Press release
Date 29 December 2010

Articles: Residential mortgages market: signs of stabilisation?, Dutch external assets on the up, EUR 90 billion in income channelled through Dutch SFIs, Structural statistical differences indicative of quality problems.

Residential mortgages market: signs of stabilisation?

Demand for residential mortgages has dropped in recent years and for a long while mortgage lenders were increasingly reticent to lend. This downward trend now looks to have almost come to a halt. This may be inferred, for one, from the Bank Lending Survey (BLS), a quarterly survey conducted by DNB among eight representative Dutch banks. Having barely decreased in the third quarter of 2010, demand for home loans is expected by banks to stabilise in the final quarter. Judging by this survey, most of the banks interviewed do not seem to plan further tightening of their mortgage credit standards.
The financial crisis had slowed down mortgage market activity in recent years.  However, nowadays the number of new mortgage loans with longer-term fixed interest maturities (of more than 5 years) is on the rise. In terms of both the relationship between the rates applying for the different maturities and the rate level (with rates below 5%) also mortgage rates are showing a historically recognisable development.
 

Dutch external assets on the up

In 2009, the Netherlands saw its net external asset position improve. In the course of that year, the balance of external claims and liabilities rose from EUR 11 billion to just under EUR 100 billion (17 percent of GDP). This largely reflected a (further) 3 percent decline of liabilities to over EUR 2,300 billion. External claims edged up to an ample EUR 2,400 billion. A quarter of this rise was accounted for by a balance of payments current account surplus, while the rest was mainly related to increasing foreign equity and debt paper prices. Dutch foreign investments profited more from rising profits and decreasing uncertainties on the financial markets than investments by non-residents in the Netherlands.

EUR 90 billion in income channelled through Dutch SFIs

Large-scale use is made of Dutch Special Financial Institutions (SFIs) for international financial transactions between foreign group entities. In 2009, such transactions were down (- 12 percent) for the first time in many years. At an average EUR 2,300, however, positions of foreign assets and liabilities remained high, owing, in particular, to direct investments by SFIs, which accounted for no less than three quarters of total foreign direct investments from the Netherlands. In 2009, approximately EUR 90 billion in income was channelled through the Netherlands, with the largest amounts entering the country from Luxembourg (EUR 10 billion) and offshore countries being the chief destination (also EUR 10 billion). In terms of transaction size, especially the United States grew in importance as country of origin and destination. Still a mere 5 percent as recently as in 2005, in 2009 the U.S. share had increased to as much as nearly 30 percent

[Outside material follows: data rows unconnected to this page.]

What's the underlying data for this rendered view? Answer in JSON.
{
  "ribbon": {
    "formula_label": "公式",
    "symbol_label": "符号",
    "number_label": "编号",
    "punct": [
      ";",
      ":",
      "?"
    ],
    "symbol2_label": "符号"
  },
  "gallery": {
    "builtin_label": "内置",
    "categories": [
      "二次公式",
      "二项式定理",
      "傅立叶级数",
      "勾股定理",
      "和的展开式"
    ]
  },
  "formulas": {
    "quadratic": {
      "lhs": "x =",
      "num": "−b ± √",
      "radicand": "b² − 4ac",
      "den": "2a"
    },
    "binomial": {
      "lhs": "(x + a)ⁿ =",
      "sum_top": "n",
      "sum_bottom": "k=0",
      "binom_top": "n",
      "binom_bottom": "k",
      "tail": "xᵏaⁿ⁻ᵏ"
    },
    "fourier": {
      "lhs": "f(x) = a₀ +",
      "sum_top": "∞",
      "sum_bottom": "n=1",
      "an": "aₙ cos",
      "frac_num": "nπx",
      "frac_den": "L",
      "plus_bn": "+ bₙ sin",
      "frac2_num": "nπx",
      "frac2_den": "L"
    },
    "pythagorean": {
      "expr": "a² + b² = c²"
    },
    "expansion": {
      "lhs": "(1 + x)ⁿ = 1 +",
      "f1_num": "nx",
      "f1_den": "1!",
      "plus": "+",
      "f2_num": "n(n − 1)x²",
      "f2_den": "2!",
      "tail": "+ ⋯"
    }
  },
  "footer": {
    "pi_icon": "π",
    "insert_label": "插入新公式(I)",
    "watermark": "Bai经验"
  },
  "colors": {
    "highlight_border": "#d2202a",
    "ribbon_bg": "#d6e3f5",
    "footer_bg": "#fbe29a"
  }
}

Structural statistical differences indicative of quality problems

Recently, DNB substantially adjusted the balance of payments figures for 2007-2009. It did so following an improvement project that was successfully completed in 2010. This article provides insight into the background to these revisions, which were necessitated by persistent, so-termed statistical disparities between balance of payments entries and contra-entries (which theoretically ought to be identical). The statistical disparities over the years 2007-2009 were cumulatively reduced by more than EUR 100 billion.


For more information, please contact Tobias Oudejans (tel. 020-5243100, 0652496961) or Herman Lutke Schipholt (020-5242712, 0652496900).